Sort through the entries below and pull out lines containing the word "author".

━━━

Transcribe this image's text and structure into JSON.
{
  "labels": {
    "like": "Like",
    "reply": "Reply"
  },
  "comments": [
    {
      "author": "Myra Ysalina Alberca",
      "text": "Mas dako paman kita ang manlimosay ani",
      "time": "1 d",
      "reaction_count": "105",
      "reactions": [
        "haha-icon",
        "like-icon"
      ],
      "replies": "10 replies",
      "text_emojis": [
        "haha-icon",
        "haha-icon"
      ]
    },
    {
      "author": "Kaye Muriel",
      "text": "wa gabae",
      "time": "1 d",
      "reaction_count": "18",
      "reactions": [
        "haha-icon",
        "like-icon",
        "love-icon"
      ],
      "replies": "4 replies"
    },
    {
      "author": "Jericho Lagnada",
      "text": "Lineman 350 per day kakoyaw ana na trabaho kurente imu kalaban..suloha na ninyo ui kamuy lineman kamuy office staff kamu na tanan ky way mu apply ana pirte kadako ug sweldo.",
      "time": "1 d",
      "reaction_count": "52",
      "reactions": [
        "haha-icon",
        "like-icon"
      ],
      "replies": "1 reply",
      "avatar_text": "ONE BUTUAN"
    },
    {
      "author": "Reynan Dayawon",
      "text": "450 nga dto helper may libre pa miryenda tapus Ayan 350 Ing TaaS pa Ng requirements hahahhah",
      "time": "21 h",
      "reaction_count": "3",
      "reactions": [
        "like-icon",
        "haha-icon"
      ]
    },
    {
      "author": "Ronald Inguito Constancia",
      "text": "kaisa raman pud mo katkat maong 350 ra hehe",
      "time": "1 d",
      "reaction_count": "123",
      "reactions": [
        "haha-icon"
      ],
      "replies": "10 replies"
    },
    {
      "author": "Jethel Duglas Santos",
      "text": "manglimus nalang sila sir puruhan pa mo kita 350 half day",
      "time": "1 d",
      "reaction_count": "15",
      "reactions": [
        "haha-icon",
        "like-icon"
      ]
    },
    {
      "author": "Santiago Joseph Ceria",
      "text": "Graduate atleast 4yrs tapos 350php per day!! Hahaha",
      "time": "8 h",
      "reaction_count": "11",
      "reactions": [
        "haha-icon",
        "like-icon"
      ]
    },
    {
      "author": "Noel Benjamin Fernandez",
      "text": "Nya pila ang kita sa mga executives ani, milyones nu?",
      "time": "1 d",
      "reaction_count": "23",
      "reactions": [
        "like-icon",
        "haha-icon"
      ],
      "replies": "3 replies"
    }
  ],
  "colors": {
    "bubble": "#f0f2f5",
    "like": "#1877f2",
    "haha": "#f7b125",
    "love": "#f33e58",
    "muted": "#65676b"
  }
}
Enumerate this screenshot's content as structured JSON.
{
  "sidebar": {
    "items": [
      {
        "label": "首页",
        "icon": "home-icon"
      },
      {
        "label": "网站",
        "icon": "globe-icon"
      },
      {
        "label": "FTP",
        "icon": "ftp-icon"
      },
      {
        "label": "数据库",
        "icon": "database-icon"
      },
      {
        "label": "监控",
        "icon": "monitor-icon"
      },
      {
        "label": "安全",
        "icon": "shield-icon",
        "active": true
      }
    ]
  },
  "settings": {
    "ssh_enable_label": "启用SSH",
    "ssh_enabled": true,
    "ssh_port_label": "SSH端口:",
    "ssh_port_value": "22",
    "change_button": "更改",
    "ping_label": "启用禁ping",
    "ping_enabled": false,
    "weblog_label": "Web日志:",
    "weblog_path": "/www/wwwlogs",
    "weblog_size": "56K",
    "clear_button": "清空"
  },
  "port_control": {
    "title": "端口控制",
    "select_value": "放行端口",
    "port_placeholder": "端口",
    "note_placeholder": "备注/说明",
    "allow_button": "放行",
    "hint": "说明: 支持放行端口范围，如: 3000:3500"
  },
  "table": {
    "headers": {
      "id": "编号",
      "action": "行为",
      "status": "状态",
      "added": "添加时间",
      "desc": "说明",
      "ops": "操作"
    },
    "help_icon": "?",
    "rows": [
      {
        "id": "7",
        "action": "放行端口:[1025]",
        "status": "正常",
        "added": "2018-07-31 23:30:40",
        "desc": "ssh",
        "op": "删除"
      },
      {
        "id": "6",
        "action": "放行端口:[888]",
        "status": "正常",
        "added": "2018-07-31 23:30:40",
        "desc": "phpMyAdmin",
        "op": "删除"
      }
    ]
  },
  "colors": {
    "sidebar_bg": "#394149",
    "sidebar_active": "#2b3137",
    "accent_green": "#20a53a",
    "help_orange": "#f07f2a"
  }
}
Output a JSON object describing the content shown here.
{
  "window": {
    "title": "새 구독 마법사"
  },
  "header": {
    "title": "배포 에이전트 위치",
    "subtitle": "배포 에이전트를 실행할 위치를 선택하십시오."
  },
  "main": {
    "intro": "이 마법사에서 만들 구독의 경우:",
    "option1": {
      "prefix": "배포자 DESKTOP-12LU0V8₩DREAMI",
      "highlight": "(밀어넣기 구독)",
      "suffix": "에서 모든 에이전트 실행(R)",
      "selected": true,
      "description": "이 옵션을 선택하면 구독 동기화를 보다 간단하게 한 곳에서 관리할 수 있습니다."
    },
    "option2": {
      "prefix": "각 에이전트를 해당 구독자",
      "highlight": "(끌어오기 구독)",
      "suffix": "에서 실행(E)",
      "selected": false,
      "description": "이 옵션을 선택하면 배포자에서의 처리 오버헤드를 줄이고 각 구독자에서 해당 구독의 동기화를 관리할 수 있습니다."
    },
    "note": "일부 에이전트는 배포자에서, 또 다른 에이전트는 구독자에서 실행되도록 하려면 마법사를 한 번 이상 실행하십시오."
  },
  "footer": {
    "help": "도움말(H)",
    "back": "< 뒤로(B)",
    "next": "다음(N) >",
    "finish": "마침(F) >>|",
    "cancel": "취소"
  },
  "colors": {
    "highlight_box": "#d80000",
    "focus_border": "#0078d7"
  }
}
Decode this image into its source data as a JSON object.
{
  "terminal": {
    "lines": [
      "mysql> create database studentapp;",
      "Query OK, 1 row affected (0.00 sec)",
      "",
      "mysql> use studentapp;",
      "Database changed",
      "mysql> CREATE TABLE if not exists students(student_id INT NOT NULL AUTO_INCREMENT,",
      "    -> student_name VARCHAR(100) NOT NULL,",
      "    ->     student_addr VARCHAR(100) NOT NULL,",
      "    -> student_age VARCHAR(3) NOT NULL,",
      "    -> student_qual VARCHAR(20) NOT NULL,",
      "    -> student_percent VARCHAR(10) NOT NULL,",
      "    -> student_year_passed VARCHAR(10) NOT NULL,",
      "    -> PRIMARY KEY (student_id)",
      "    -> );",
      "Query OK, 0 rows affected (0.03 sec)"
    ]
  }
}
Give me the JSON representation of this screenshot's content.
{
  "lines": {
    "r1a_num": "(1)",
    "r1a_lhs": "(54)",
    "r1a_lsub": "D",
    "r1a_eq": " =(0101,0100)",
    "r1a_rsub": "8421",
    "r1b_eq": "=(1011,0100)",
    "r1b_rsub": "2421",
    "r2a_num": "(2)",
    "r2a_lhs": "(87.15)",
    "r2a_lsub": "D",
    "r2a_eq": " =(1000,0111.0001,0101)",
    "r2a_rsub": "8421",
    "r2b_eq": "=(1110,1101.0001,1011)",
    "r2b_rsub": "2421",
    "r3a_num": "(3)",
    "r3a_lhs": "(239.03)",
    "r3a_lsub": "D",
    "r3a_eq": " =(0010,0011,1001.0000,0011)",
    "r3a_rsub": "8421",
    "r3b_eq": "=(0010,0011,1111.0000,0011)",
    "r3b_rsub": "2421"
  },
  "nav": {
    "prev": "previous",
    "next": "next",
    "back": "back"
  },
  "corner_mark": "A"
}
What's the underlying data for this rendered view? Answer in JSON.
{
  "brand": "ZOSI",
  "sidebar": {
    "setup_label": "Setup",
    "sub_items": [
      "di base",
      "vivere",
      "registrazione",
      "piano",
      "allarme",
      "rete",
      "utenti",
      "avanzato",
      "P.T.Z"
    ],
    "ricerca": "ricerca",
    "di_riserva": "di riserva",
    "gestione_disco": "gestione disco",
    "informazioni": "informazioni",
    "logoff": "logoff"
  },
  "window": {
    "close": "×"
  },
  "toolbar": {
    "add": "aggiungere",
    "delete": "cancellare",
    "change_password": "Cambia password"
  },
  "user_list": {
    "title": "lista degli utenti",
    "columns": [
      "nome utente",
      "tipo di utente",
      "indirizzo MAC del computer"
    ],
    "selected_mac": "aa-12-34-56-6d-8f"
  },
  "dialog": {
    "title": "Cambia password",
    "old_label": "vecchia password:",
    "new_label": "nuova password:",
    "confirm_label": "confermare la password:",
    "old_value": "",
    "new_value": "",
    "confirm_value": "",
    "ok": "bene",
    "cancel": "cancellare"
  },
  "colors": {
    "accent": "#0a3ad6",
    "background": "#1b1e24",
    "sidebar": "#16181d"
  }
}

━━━

▸ **RESULT OF THE TASK**
      "author": "Myra Ysalina Alberca",
      "author": "Kaye Muriel",
      "author": "Jericho Lagnada",
      "author": "Reynan Dayawon",
      "author": "Ronald Inguito Constancia",
      "author": "Jethel Duglas Santos",
      "author": "Santiago Joseph Ceria",
      "author": "Noel Benjamin Fernandez",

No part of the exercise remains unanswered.